By Jane Burnett
Being slammed with meetings — often back-to-back ones — can be exhausting, and can send your productivity into a nosedive as you struggle to figure out how you’re still going to get that mountain of work done. Here’s what to do to get time on your side.
Emphasizing that you’re busy can be an effective method.
Although some meetings are crucial to attend, there are times when they aren’t the most important thing you have on your plate — and, in fact, they could prevent you from getting the work done that your boss is expecting.
When it comes to picking and choosing priorities, the best advice is to be transparent, and honest, since little white lies won’t last long in an office full of people on the same team.
If you’re genuinely swamped, and get a last-minute meeting invite, try letting your coworker know the truth.
“Be honest and say, ‘Unfortunately, I’m devoting every moment I have to [some task] due in two days. Please keep me posted if there’s any way I can be of help later this week, ’Freelance writer and editor Sarah McCord, who covers careers, writes in The Muse.
Marta Turek, Associate Director of Digital Marketing Programs at digital marketing agency ROI DNA, says the solution is to schedule fewer meetings that matter more — and know your own patterns well enough to know what time of day you do your best work, so you don’t schedule meetings in the middle of that time.
“Create blocks of time in your calendar dedicated to your work, and indicate in the title that this time is blocked off for specific, focused tasks. Indicate which project you’ll be working on and request that no meetings are booked in that time,” she writes in Moz.
Turek, whose lecture,”Too Busy to Do Good Work” at MozCon 2015 laid out “21 daily habits to master for increased productivity,” encourages people to “block out 2–4 hours every day in your calendar for uninterrupted work.”
Early risers might be better off doing their best, uninterrupted, work in the mornings, while night owls might do best to power through tasks towards the end of the day.
This may or may not work for you, depending on your level of seniority.
“Stop taking meetings throughout the week: Monday at 2 p.m., Wednesday at 11 a.m., Friday at 4 p.m., etc. Instead, set aside a single day for meetings,” Jason Shah, founder and CEO of collaboration platform Do, writes in Forbes.
“Most leaders find mid-week is desirable, as it breaks up their work week. Monday is a good time to plan and prepare, and Friday is a good time to review and reflect,” Shah continues. ”Tuesdays, Wednesdays, or Thursdays are ideal days to engage in meetings, depending on what works best for you. When you only take meetings once per week, you’ll have longer stretches of uninterrupted time to focus on higher-value tasks.”
Carson Tate, founder of management consulting firm Working Simply, writes about how a senior executive client at a big company had days that were so packed, her female employees began “following her into the restroom, file folders in hand, to get answers to their many questions” in The New York Times.

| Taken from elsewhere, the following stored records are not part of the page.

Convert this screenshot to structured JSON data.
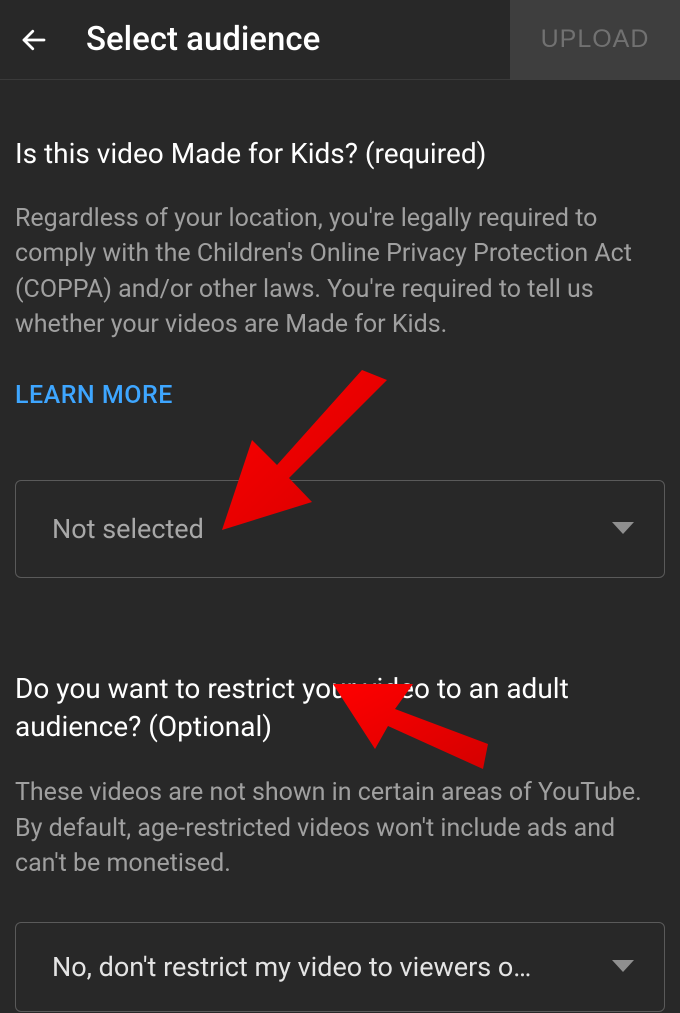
{
  "header": {
    "title": "Select audience",
    "upload_label": "UPLOAD"
  },
  "section1": {
    "heading": "Is this video Made for Kids? (required)",
    "body": "Regardless of your location, you're legally required to comply with the Children's Online Privacy Protection Act (COPPA) and/or other laws. You're required to tell us whether your videos are Made for Kids.",
    "learn_more": "LEARN MORE",
    "dropdown_value": "Not selected"
  },
  "section2": {
    "heading": "Do you want to restrict your video to an adult audience? (Optional)",
    "body": "These videos are not shown in certain areas of YouTube. By default, age-restricted videos won't include ads and can't be monetised.",
    "dropdown_value": "No, don't restrict my video to viewers o…"
  }
}
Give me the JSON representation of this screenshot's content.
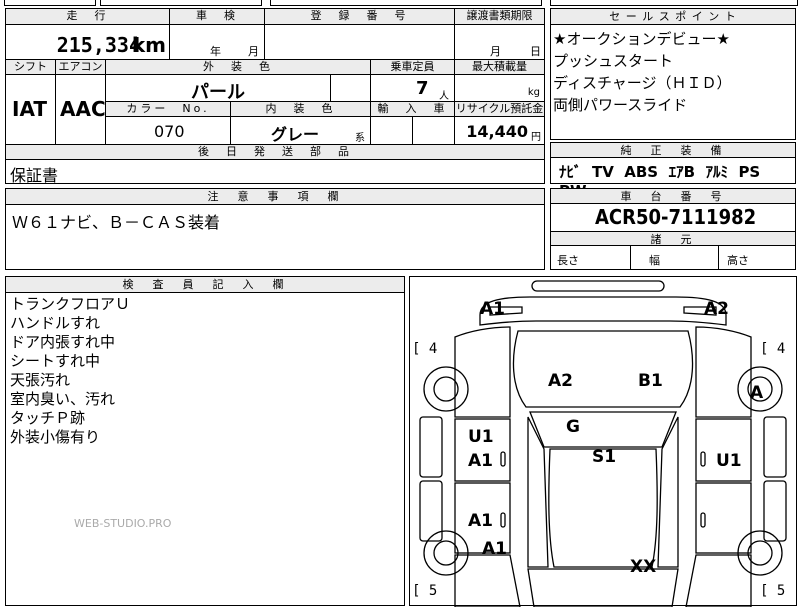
{
  "top_fragment": "---",
  "mileage": {
    "label": "走　行",
    "value": "215,334",
    "unit": "km"
  },
  "inspection": {
    "label": "車　検",
    "year": "年",
    "month": "月"
  },
  "registration": {
    "label": "登　録　番　号"
  },
  "transfer": {
    "label": "譲渡書類期限",
    "month": "月",
    "day": "日"
  },
  "shift": {
    "label": "シフト",
    "value": "IAT"
  },
  "aircon": {
    "label": "エアコン",
    "value": "AAC"
  },
  "exterior_color": {
    "label": "外　装　色",
    "value": "パール"
  },
  "capacity": {
    "label": "乗車定員",
    "value": "7",
    "unit": "人"
  },
  "max_load": {
    "label": "最大積載量",
    "unit": "kg"
  },
  "color_no": {
    "label": "カラー　No.",
    "value": "070"
  },
  "interior_color": {
    "label": "内　装　色",
    "value": "グレー",
    "suffix": "系"
  },
  "import": {
    "label": "輸　入　車"
  },
  "recycle": {
    "label": "リサイクル預託金",
    "value": "14,440",
    "unit": "円"
  },
  "later_parts": {
    "label": "後　日　発　送　部　品",
    "value": "保証書"
  },
  "notes": {
    "label": "注　意　事　項　欄",
    "value": "Ｗ６１ナビ、Ｂ－ＣＡＳ装着"
  },
  "sales_points": {
    "label": "セ ー ル ス ポ イ ン ト",
    "items": [
      "★オークションデビュー★",
      "プッシュスタート",
      "ディスチャージ（ＨＩＤ）",
      "両側パワースライド"
    ]
  },
  "equipment": {
    "label": "純　正　装　備",
    "items": [
      "ﾅﾋﾞ",
      "TV",
      "ABS",
      "ｴｱB",
      "ｱﾙﾐ",
      "PS",
      "PW"
    ]
  },
  "chassis": {
    "label": "車　台　番　号",
    "value": "ACR50-7111982"
  },
  "dimensions": {
    "label": "諸　元",
    "length": "長さ",
    "width": "幅",
    "height": "高さ"
  },
  "inspector": {
    "label": "検　査　員　記　入　欄",
    "items": [
      "トランクフロアＵ",
      "ハンドルすれ",
      "ドア内張すれ中",
      "シートすれ中",
      "天張汚れ",
      "室内臭い、汚れ",
      "タッチＰ跡",
      "外装小傷有り"
    ]
  },
  "watermark": "WEB-STUDIO.PRO",
  "diagram": {
    "tire_front_left": "[ 4",
    "tire_front_right": "[ 4",
    "tire_rear_left": "[ 5",
    "tire_rear_right": "[ 5",
    "labels": {
      "front_left_corner": "A1",
      "front_right_corner": "A2",
      "hood_left": "A2",
      "hood_right": "B1",
      "right_front_wheel": "A",
      "windshield": "G",
      "left_front_door_u": "U1",
      "left_front_door_a": "A1",
      "roof": "S1",
      "right_door": "U1",
      "left_rear_door": "A1",
      "left_rear_quarter": "A1",
      "rear": "XX"
    }
  }
}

Can you imagine? Not only was this executive’s personal space encroached upon, it was also a major signal that she had so much going on that her direct reports had trouble getting to her.
Tate later includes tips for managing meetings— including this trick.
“For in-person meetings, consider requiring everyone to stand up. This is very effective, because leg fatigue soon sets in and everyone has an incentive to keep the meeting short,” Tate writes.
Originally published at www.theladders.com